Researchers have found that people with A, B, and AB blood types may be at greater risk of cardiovascular events – particularly heart attack – than individuals with O blood types.
Lead study author Tessa Kole, of the University Medical Centre Groningen in the Netherlands, and colleagues say that their findings suggest that healthcare professionals should consider a person’s blood group when assessing their cardiovascular risk.
The researchers recently presented their results at Heart Failure 2017, the annual meeting of the European Society of Cardiology, held in Paris, France.
The Centers for Disease Control and Prevention (CDC) report that around 735,000 people in the United States have a heart attack, or myocardial infarction, each year.
There are some risk factors for heart attack that can be addressed, such as a poor diet, lack of exercise, and smoking.
However, some heart attack risk factors cannot be changed, such as age, gender, and a family history of heart disease. The new study suggests that blood type should be added to the list.
Kole and team came to their findings by conducting a meta-analysis of studies that reported participants’ blood types and the incidence of cardiovascular events, including heart attack, heart disease, heart failure, and cardiovascular death.
The data included more than 1.3 million adults who were a part of 11 cohorts across nine studies.
The researchers used the data to assess how each blood group might impact the risk of coronary events, combined cardiovascular events, and fatal coronary events.
The team identified 771,113 individuals with a non-O blood group and 519,743 individuals with an O blood group in the analysis of all coronary events.

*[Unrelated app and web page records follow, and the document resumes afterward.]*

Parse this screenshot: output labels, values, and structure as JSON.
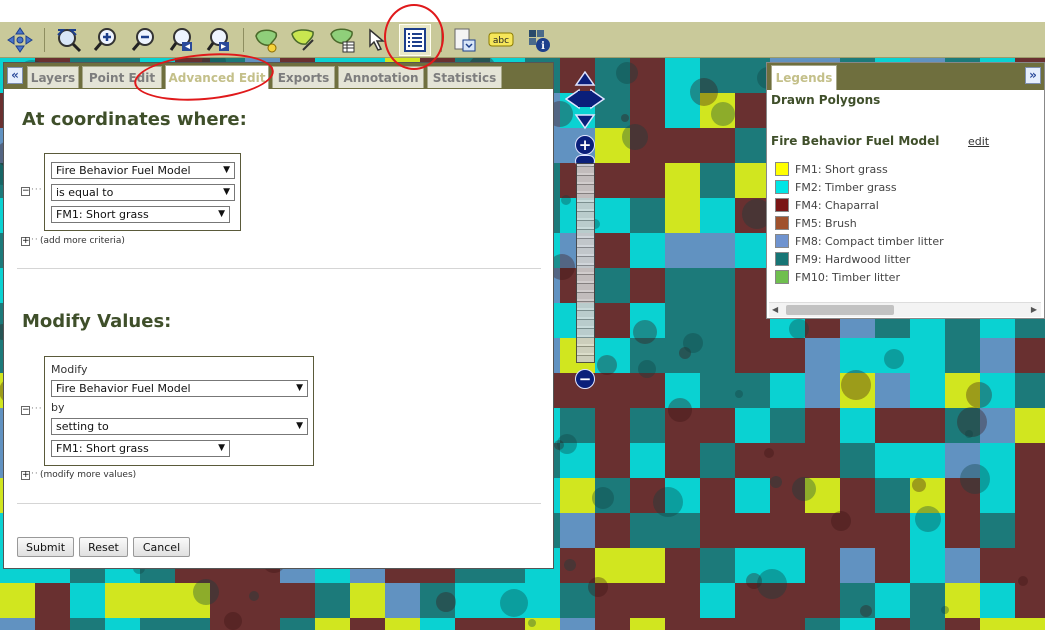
{
  "colors": {
    "fm1": "#ffff00",
    "fm2": "#00e5e5",
    "fm4": "#7a1616",
    "fm5": "#a0522d",
    "fm8": "#6f93cf",
    "fm9": "#177575",
    "fm10": "#6fbf4f"
  },
  "toolbar": {
    "buttons": [
      "pan-icon",
      "zoom-extent-icon",
      "zoom-in-icon",
      "zoom-out-icon",
      "zoom-previous-icon",
      "zoom-next-icon",
      "draw-polygon-icon",
      "edit-polygon-icon",
      "polygon-table-icon",
      "select-arrow-icon",
      "attribute-table-icon",
      "export-icon",
      "label-icon",
      "identify-icon"
    ],
    "label_text": "abc"
  },
  "panel": {
    "collapse_glyph": "«",
    "tabs": [
      "Layers",
      "Point Edit",
      "Advanced Edit",
      "Exports",
      "Annotation",
      "Statistics"
    ],
    "active_tab": "Advanced Edit",
    "criteria": {
      "title": "At coordinates where:",
      "field": "Fire Behavior Fuel Model",
      "operator": "is equal to",
      "value": "FM1: Short grass",
      "add_more": "(add more criteria)"
    },
    "modify": {
      "title": "Modify Values:",
      "modify_label": "Modify",
      "field": "Fire Behavior Fuel Model",
      "by_label": "by",
      "method": "setting to",
      "value": "FM1: Short grass",
      "add_more": "(modify more values)"
    },
    "buttons": {
      "submit": "Submit",
      "reset": "Reset",
      "cancel": "Cancel"
    }
  },
  "legend": {
    "tab": "Legends",
    "expand_glyph": "»",
    "drawn_polygons": "Drawn Polygons",
    "layer_title": "Fire Behavior Fuel Model",
    "edit_link": "edit",
    "items": [
      {
        "label": "FM1: Short grass",
        "color": "#ffff00"
      },
      {
        "label": "FM2: Timber grass",
        "color": "#00e5e5"
      },
      {
        "label": "FM4: Chaparral",
        "color": "#7a1616"
      },
      {
        "label": "FM5: Brush",
        "color": "#a0522d"
      },
      {
        "label": "FM8: Compact timber litter",
        "color": "#6f93cf"
      },
      {
        "label": "FM9: Hardwood litter",
        "color": "#177575"
      },
      {
        "label": "FM10: Timber litter",
        "color": "#6fbf4f"
      }
    ]
  },
  "nav": {
    "zoom_in": "+",
    "zoom_out": "−"
  }
}
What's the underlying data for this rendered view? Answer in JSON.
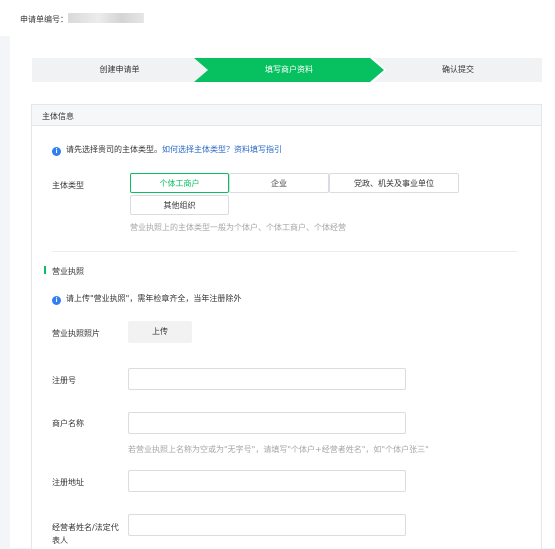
{
  "header": {
    "application_no_label": "申请单编号："
  },
  "steps": [
    {
      "label": "创建申请单"
    },
    {
      "label": "填写商户资料"
    },
    {
      "label": "确认提交"
    }
  ],
  "colors": {
    "accent": "#07c160",
    "link": "#2a68c9",
    "info": "#2f7ff0"
  },
  "subject_section": {
    "title": "主体信息",
    "notice_text": "请先选择贵司的主体类型。",
    "notice_link": "如何选择主体类型？资料填写指引",
    "type_label": "主体类型",
    "options": [
      "个体工商户",
      "企业",
      "党政、机关及事业单位",
      "其他组织"
    ],
    "selected_option": "个体工商户",
    "hint": "营业执照上的主体类型一般为个体户、个体工商户、个体经营"
  },
  "license_section": {
    "title": "营业执照",
    "notice": "请上传\"营业执照\"，需年检章齐全，当年注册除外",
    "photo_label": "营业执照照片",
    "upload_button": "上传",
    "reg_no_label": "注册号",
    "merchant_name_label": "商户名称",
    "merchant_name_hint": "若营业执照上名称为空或为\"无字号\"，请填写\"个体户+经营者姓名\"，如\"个体户张三\"",
    "reg_address_label": "注册地址",
    "legal_rep_label_line1": "经营者姓名/法定代",
    "legal_rep_label_line2": "表人"
  }
}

Among people with a non-O blood group, 1.5 percent (11,437) experienced a coronary event, compared with 1.4 percent (7,220) of people with an O blood group.
In the analysis of combined cardiovascular events, the researchers identified 708,276 people with a non-O blood group and 476,868 people with an O blood group. Among individuals with a non-O blood group, 2.5 percent (17,449) experienced a cardiovascular event, compared with 2.3 percent (10,916) who had an O blood group.
Explaining what these findings show, Kole says, “We demonstrate that having a non-O blood group is associated with a 9 percent increased risk of coronary events and a 9 percent increased risk of cardiovascular events, especially myocardial infarction.”
While the study was not designed to pinpoint the mechanisms underlying the link between blood type and cardiovascular risk, the researchers propose some explanations.
For example, they note that individuals with non-O blood types have higher concentrations of a blood-clotting protein called von Willebrand factor, which previous studies have linked to thrombotic events.
Additionally, the researchers point out that people with non-O blood groups – especially those with an A blood type – tend to have higher cholesterol levels, which is a known risk factor for poor cardiovascular health.
However, Kole says that further research is required to determine the precise causes of increased cardiovascular risk among individuals with a non-O blood type.
In the meantime, the researchers say that their findings may have important implications for the prevention and treatment of cardiovascular events.
“In future, blood group should be considered in risk assessment for cardiovascular prevention, together with cholesterol, age, sex, and systolic blood pressure.
It could be that people with an A blood group should have a lower treatment threshold for dyslipidemia or hypertension, for example. We need further studies to validate if the excess cardiovascular risk in non-O blood group carriers may be amenable to treatment.”